During the call, Gary shared his heart for the Church and a vision for ending poverty.
Gary Edmonds has come to FH with a strong background of church leadership. He has planted and led churches both in the United States and abroad. He served as Senior Associate Pastor of Mariners Church, a multi-campus church based in Irvine, California. He also led Crossroads Church in Geneva, Switzerland. He has served with Churches Together as well as leading other organizations.
Gary served on the board of FH for eight years before accepting the role of President and CEO in 2014.
To learn more about church partnerships at FH or to learn about future conference calls and webinars, visit FH Church Engagement.
Anne Brown reveals the invisible causes of poverty: ideas. Examples from Guatemala, Zimbabwe, and India show the transformational effects that biblical ideas can have on impoverished communities—and the tragic consequences of destructive ideas.
Alisa Schmitz answers questions about church partnerships. When a church in the U.S. partners with a community in the developing world, life change occurs on both sides of the relationship. The overseas community can be released from poverty, and the U.S. church can also learn and grow. Ultimately, church partnerships exist to bring about the Kingdom of God.
In this episode…
The goal of long-term church partnerships
Preparation for short-term mission trips and ongoing relationships (Matthew 10:9-10)
This episode is the second in a series called “Laying the Foundation,” an update on the introductory episodes of Poverty Unlocked.
“’I just brought you the kingdom of God, and it’s a size 7 pair of shoes. But don’t thank me! Thank God…’ Does that strike anybody else as a pretty shallow kingdom?”
There is a difference between converts and disciples. Missional living is connected to wholistic ministry, but we need to make one step beyond living missionally. We discuss handing out food and shoes, and how to share Christ without undermining our message.
This episode is the first in a series called “Laying the Foundation,” an update on the introductory episodes of Poverty Unlocked.
Poverty started in Genesis. It was solved by the Christ’s work on our behalf. Because of Christ’s work, poverty can be overcome today, and it will be completely solved when God brings about a new heaven and earth. Understanding the Biblical story of poverty helps us to understand how Christians should respond to injustice and worldwide needs.
Democratic Republic of Congo has experienced a 20-year civil war, with millions of deaths and internally displaced people. Chris Sheach shares the reality from his experiences on the ground in Congo.
Chris Sheach worked in the hotel and security industries, as well as two years in provincial government, before starting his relief and development career.

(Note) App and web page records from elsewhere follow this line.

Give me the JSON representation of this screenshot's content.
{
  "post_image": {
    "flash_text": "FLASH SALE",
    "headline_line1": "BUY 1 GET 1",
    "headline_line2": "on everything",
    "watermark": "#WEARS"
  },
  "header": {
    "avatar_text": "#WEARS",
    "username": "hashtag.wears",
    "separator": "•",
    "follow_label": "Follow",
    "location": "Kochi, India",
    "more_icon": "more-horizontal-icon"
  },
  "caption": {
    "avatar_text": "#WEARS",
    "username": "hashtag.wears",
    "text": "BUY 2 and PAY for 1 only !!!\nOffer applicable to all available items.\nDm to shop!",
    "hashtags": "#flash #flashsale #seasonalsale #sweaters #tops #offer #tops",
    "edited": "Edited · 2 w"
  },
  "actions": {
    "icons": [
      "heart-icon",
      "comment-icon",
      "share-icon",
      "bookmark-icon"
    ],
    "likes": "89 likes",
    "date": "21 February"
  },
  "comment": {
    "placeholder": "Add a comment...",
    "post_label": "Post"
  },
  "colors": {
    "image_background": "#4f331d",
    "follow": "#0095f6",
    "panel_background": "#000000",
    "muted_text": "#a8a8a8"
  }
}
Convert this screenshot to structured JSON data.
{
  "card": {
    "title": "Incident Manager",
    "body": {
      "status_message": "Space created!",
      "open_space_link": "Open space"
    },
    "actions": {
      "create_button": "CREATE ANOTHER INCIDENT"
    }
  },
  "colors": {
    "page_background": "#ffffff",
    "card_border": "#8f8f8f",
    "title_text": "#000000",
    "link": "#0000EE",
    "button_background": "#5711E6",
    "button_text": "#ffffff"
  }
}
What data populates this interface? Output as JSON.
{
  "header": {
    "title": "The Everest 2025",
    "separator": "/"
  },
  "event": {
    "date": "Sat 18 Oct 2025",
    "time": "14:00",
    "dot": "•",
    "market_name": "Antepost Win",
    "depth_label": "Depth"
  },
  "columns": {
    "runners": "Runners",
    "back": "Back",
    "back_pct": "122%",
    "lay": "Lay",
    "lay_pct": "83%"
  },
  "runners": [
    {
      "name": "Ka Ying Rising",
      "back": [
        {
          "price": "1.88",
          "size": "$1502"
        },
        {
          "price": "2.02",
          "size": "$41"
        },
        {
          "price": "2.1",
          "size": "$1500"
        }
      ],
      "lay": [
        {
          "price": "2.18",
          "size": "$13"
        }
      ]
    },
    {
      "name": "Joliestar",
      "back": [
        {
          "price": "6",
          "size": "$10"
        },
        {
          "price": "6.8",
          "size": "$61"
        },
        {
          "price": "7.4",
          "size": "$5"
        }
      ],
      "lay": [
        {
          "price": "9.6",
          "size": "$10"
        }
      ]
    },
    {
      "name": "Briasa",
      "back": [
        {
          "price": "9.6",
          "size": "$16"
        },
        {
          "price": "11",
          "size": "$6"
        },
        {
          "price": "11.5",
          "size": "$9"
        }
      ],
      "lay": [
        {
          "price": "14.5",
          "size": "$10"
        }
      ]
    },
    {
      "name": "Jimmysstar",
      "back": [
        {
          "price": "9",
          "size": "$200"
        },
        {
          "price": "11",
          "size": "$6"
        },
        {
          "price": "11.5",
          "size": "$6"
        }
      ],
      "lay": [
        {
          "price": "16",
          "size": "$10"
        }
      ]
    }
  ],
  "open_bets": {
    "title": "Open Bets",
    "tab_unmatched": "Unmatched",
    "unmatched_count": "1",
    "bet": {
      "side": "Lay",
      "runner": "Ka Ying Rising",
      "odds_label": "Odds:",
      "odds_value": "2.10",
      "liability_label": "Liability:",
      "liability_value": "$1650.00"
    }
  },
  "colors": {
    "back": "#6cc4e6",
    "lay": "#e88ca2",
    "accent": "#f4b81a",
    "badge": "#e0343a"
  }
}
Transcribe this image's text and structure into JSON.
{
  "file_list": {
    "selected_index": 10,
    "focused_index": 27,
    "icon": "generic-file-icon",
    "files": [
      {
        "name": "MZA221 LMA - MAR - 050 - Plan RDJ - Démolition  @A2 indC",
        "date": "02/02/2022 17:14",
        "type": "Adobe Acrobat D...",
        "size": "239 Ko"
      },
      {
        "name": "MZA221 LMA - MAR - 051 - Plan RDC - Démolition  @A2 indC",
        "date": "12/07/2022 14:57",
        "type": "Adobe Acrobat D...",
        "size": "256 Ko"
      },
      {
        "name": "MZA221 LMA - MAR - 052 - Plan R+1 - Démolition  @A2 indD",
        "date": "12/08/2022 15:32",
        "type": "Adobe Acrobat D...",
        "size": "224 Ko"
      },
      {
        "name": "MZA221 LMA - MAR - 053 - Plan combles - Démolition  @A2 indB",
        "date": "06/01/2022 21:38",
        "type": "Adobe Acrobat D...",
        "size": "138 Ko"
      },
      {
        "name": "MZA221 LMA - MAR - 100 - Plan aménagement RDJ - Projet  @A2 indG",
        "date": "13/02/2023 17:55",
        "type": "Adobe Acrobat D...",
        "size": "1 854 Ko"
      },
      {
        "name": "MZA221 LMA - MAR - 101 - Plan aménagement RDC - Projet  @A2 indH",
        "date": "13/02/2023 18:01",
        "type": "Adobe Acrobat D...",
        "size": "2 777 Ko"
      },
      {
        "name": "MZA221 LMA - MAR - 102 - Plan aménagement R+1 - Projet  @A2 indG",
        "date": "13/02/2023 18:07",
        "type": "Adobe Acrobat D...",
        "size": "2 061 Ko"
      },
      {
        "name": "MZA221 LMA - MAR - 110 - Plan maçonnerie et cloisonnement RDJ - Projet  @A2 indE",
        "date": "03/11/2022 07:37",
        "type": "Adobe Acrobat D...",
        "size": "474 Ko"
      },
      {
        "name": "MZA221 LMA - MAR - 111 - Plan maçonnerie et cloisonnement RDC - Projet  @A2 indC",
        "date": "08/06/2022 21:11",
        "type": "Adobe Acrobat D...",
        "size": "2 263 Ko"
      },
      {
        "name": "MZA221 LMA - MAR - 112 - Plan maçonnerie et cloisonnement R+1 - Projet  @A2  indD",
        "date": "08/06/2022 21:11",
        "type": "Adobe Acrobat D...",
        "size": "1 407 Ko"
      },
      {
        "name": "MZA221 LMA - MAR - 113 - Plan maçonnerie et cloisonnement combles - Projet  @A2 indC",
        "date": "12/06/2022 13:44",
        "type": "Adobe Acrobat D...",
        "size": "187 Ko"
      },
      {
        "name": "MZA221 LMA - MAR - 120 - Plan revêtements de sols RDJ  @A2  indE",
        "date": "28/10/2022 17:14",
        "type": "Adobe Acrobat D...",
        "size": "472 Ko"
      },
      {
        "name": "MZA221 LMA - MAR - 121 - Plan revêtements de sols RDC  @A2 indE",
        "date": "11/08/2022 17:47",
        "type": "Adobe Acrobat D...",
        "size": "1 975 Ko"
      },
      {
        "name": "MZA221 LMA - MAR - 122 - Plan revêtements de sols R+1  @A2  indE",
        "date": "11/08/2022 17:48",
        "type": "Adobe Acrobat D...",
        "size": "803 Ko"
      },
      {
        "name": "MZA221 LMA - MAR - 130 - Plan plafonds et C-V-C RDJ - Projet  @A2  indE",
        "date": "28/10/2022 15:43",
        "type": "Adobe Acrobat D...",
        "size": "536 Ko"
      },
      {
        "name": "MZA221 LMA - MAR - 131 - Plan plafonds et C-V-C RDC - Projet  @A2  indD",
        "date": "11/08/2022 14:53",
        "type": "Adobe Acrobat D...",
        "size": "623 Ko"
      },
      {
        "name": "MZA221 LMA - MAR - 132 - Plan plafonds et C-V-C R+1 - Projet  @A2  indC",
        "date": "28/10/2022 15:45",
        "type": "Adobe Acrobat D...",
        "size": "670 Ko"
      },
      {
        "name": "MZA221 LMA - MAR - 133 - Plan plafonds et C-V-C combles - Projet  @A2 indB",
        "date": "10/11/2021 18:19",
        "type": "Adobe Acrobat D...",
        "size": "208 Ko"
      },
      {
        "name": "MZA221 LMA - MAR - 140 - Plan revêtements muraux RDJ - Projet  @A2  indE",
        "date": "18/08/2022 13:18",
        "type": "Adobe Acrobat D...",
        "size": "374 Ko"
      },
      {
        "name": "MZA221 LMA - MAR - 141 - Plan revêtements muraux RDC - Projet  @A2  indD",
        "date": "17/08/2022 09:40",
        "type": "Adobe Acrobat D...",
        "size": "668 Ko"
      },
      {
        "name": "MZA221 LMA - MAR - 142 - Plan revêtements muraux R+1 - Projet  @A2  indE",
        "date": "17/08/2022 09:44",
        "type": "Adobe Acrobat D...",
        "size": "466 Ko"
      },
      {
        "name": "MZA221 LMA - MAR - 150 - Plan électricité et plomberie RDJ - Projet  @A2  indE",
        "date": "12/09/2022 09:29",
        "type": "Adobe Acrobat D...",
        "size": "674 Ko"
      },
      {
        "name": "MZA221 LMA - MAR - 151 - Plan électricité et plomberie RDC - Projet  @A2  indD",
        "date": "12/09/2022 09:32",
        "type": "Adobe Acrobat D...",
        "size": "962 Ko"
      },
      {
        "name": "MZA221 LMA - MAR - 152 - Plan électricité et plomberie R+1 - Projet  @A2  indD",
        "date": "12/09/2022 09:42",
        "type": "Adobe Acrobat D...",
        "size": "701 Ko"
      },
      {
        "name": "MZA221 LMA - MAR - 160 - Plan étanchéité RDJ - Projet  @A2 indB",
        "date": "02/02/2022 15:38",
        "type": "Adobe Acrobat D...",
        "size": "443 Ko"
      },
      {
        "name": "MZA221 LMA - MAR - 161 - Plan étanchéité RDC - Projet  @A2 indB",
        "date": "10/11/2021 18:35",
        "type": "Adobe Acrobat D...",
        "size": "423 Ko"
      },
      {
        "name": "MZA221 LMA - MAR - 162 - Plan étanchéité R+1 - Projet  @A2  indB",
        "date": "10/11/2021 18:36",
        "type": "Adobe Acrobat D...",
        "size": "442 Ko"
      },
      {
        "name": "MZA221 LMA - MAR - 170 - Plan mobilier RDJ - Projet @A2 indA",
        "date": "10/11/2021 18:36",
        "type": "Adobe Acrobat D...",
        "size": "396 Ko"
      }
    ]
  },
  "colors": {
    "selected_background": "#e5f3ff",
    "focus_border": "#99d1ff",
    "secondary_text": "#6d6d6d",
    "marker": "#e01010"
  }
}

He has worked in Vietnam, Indonesia, Mozambique, Burma and the DR Congo, and studied seven languages. Currently completing his Master of Arts in Disaster and Emergency Management at York University, Toronto, he consults for Food for the Hungry Relief Unit as an Emergency Response Coordinator.
Two billion people worldwide are affected by parasitic worms. These worms keep children’s bodies from absorbing the nutrients they need from the food they consume, affecting physical and intellectual development. In this interview, Karen Neiswender discusses the combination of interventions needed for children infected by worms: treatment, education and prevention.
Karen Neiswender provides technical support and training in the area of health to Food for the Hungry’s Child Development Program staff. She develops health education curricula for FH staff to use with school age children. Karen also collaborates with a Health Ministry Services Team to provide necessary support to other FH health programs. Previously, Karen served as a Hunger Corps missionary for over four years in Guatemala, working with children and their families at the community level. Karen’s professional background is in nursing and public health, focusing on maternal and child health.